To hear Office of Personnel Management director Katherine Archuleta tell it, no one could have anticipated or prevented the devastating hack that released sensitive personal data about millions of US government employees.
“I don’t believe anyone is personally responsible,” Archuleta said at a Senate hearing on Tuesday. “We have legacy systems that are very old.”
Archuleta is wrong — she can and should have done more to prevent the attacks. OPM’s inspector general has been warning for years that OPM’s security was inadequate.
Pretty clearly, Ms Archuleta is mistaken. Indeed the exact matter she mentioned, that the systems were antiquated is the reason the attack could have been anticipated and even prevented. You wonder that the data was not encrypted, for example.
My question for you, however, has to do with the general problem that these attacks on commercial, private, and government systems are not some new problem.
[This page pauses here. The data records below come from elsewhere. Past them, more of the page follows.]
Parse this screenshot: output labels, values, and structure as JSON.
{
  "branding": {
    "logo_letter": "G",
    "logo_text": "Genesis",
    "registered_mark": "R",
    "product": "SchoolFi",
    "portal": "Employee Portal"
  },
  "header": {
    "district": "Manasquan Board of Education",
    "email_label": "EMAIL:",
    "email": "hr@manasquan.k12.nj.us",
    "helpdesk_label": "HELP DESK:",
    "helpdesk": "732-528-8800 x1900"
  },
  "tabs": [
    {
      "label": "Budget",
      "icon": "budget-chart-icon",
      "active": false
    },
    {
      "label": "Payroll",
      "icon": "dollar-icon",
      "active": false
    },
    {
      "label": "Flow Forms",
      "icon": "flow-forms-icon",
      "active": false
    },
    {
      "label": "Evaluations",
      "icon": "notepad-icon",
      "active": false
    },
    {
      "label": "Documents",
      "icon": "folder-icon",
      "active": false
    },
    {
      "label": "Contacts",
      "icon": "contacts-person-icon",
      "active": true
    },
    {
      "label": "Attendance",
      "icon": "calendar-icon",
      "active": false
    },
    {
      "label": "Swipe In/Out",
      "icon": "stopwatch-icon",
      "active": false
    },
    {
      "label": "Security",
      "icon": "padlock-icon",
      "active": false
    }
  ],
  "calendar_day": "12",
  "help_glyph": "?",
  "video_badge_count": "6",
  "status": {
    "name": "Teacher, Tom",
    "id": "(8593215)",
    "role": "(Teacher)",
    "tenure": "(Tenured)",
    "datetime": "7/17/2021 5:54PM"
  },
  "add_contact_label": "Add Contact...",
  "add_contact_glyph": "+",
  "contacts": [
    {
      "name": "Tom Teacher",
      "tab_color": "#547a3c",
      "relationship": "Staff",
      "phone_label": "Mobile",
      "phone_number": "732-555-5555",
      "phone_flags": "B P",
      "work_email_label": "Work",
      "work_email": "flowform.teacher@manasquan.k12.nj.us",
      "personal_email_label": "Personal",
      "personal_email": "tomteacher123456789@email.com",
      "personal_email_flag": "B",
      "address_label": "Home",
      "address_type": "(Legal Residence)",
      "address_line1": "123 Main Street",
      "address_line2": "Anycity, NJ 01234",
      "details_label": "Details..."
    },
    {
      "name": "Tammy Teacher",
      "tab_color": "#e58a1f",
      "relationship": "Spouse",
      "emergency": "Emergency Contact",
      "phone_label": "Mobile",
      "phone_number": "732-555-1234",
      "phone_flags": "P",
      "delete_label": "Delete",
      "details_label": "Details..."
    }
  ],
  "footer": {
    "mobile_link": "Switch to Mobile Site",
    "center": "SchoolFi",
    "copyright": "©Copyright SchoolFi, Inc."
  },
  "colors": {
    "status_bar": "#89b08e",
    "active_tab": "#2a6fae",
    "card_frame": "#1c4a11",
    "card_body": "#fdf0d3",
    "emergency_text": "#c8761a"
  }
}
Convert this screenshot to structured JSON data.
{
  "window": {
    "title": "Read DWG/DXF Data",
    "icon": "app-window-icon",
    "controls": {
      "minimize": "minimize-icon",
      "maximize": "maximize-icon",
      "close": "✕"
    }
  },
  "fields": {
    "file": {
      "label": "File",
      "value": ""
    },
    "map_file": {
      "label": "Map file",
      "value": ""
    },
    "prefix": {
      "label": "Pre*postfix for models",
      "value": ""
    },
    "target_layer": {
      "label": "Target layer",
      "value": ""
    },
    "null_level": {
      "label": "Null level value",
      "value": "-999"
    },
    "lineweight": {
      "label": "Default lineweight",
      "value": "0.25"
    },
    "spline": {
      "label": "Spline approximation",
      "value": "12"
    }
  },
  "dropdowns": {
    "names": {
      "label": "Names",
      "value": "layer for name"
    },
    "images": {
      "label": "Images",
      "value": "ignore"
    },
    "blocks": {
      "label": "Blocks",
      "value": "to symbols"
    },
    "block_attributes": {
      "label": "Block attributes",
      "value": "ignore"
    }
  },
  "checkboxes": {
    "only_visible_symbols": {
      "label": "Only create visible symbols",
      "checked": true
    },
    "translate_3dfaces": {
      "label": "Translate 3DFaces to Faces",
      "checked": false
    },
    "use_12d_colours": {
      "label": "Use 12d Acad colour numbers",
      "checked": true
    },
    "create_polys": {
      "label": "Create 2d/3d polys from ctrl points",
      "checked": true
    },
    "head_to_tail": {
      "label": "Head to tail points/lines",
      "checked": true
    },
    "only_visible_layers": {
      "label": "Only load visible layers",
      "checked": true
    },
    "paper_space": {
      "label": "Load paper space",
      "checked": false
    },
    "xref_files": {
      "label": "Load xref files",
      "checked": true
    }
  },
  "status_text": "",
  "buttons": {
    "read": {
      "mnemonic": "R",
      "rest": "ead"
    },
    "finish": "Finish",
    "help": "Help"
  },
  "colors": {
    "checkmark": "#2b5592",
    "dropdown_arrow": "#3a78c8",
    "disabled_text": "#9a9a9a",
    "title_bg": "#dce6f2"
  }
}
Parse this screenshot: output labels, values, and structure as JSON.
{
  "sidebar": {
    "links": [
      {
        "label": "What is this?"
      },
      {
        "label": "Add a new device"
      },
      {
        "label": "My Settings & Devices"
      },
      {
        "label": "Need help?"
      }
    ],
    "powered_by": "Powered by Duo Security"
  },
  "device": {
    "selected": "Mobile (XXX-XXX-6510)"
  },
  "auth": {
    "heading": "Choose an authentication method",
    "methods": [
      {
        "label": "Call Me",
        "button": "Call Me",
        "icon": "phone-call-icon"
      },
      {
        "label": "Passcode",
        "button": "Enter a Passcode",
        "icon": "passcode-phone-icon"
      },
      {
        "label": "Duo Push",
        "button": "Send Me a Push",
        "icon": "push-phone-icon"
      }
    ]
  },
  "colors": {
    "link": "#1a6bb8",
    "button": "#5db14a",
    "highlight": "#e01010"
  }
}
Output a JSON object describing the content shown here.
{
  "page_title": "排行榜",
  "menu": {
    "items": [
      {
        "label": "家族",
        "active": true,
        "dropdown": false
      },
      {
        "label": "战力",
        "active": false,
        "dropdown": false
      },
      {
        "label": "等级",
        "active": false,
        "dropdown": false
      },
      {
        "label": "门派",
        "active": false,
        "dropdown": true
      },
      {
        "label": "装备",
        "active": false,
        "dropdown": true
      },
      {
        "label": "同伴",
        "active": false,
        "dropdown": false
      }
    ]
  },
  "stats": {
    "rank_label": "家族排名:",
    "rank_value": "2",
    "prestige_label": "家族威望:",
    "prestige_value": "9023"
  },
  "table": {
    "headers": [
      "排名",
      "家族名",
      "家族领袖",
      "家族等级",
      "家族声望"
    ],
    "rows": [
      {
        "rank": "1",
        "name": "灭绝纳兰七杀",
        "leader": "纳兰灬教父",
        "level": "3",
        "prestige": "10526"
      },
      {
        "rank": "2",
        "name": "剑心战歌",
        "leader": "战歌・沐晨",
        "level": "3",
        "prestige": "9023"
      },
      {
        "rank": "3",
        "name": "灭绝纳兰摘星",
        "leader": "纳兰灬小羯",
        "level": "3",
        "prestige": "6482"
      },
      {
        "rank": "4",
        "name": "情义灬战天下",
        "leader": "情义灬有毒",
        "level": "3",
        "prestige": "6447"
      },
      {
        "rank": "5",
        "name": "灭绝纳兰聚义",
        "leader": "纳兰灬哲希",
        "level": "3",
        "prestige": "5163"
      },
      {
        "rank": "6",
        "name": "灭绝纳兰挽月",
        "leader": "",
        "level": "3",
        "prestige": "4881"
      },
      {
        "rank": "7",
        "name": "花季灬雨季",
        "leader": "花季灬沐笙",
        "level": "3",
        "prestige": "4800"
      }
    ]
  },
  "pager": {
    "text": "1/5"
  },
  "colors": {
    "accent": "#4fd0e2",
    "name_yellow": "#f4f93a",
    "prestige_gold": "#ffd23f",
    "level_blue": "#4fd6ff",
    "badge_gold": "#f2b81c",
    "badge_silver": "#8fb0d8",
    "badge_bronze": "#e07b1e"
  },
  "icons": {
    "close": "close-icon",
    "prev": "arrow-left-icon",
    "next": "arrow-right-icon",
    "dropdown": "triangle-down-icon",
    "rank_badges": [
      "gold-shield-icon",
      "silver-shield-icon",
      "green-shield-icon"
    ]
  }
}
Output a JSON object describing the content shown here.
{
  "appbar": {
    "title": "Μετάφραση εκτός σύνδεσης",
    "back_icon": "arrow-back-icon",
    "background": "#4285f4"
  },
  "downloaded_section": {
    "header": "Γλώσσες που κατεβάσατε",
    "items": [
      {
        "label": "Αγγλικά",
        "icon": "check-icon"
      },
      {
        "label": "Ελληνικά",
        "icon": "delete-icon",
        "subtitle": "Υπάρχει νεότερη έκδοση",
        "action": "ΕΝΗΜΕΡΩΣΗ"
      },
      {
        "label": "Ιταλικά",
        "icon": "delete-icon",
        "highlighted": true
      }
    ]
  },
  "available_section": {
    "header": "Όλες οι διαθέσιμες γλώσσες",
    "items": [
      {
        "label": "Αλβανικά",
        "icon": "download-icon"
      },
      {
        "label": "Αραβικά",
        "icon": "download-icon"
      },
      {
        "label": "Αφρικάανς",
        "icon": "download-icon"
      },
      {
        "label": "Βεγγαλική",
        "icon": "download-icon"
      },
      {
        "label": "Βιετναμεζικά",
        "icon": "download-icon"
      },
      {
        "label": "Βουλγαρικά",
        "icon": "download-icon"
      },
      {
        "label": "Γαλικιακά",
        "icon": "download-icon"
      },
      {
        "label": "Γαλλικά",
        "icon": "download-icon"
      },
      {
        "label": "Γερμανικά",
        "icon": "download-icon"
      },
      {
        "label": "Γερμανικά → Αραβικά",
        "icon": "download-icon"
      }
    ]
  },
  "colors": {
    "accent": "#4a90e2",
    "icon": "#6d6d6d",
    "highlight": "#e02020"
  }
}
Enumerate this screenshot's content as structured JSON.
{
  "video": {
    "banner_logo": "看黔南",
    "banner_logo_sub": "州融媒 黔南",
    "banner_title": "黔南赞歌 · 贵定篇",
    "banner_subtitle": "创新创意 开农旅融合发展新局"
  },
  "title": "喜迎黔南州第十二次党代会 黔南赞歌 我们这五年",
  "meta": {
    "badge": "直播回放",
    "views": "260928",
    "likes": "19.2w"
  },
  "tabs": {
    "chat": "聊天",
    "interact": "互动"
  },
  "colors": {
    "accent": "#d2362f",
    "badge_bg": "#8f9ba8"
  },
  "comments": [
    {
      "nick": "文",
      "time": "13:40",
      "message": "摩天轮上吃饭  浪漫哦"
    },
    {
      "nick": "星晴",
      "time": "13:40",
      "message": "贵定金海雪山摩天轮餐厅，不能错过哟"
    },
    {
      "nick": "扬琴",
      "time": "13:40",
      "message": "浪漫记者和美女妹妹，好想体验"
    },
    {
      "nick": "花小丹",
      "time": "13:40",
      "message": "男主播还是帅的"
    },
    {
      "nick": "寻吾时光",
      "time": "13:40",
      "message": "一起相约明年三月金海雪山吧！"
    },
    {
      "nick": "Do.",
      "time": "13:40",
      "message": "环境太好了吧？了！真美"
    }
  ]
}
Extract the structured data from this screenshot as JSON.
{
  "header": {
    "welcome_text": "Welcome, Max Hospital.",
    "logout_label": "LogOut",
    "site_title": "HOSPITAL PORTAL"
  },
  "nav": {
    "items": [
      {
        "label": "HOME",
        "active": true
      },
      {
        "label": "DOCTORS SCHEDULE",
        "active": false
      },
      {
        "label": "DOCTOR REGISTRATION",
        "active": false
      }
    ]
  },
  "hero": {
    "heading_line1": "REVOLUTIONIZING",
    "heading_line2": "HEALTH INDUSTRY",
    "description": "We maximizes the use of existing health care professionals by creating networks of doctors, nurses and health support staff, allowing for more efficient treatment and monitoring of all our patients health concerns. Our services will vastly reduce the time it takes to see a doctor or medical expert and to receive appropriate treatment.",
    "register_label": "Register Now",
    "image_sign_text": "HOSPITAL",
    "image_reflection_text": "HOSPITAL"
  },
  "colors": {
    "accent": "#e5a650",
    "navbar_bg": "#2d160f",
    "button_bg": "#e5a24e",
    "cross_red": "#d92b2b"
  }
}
They’ve been going on for years.
I get the fact that the designers of the Internet didn’t anticipate this, and appropriate security wasn’t built into the design from the start. But why hasn’t this problem been dealt with by now?
What role might your sophisticated formal methods, and other methods, for designing, proofing, and coding play in creating accurate secure systems?